Roasted Char Sui Eggplant
A less common side dish in the West, roasted eggplant perhaps doesn’t sound very appealing. Yet, this simple side dish for dumplings is perfect for the plant based diets that have become increasingly popular in our modern world, while keeping a great taste.
This common veggie dish from Asia is also a solid vegan option, as opposed to the egg dishes common to join savory Potstickers on the side plates These can include corn egg drop soup, one of many Chinese soups. Provided you aren’t already using pork Potstickers of course, and instead using a strictly vegan Potsticker filling.
Although Japanese, other noodles are common Chinese side dishes. Noodle dishes are served drained, often with osyer sauce, sesame oil, and some rice wine vinegar to add flavour. Pairing gyoza with these is an ideal meal union.
Noodles also present themselves in soups, in a very different way from the miso soup we discussed earlier. Both Asian chicken noodle soup and traditional Japanese noodle soup, are an ideal side dish for this Oriental flavoured adventure.
A bowl of ramen is typically enjoyed as a lunch snack by students everywhere, taking just a couple of minutes to make a microwave meal. However, crunchy ramen and wet ramen make a fabulous option for Japanese gyoza.
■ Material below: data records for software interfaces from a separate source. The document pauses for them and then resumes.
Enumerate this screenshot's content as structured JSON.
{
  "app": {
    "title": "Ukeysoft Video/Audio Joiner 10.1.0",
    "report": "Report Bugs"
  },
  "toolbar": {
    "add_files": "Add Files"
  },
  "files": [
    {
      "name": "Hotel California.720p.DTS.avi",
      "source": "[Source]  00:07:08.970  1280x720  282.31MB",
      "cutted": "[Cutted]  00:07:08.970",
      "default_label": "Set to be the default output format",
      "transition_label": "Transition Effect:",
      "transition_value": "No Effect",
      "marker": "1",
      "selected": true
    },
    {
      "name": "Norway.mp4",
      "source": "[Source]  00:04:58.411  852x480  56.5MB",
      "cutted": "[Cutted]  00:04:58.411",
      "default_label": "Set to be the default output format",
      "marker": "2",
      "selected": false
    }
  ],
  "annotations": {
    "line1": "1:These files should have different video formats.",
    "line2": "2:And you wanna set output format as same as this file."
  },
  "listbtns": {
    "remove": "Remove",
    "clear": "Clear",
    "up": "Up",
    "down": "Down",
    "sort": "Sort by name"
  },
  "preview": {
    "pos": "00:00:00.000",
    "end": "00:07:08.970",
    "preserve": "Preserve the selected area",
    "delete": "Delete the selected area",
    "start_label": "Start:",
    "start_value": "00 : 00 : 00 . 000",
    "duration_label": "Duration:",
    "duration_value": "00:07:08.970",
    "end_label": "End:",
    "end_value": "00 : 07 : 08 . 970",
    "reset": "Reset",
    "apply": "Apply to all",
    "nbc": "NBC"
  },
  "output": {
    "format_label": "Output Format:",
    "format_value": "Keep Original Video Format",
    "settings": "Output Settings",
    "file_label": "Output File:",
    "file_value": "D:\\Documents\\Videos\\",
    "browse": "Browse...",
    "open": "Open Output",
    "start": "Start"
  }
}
For Chinese styled dumplings, consider Chinese egg noodles instead.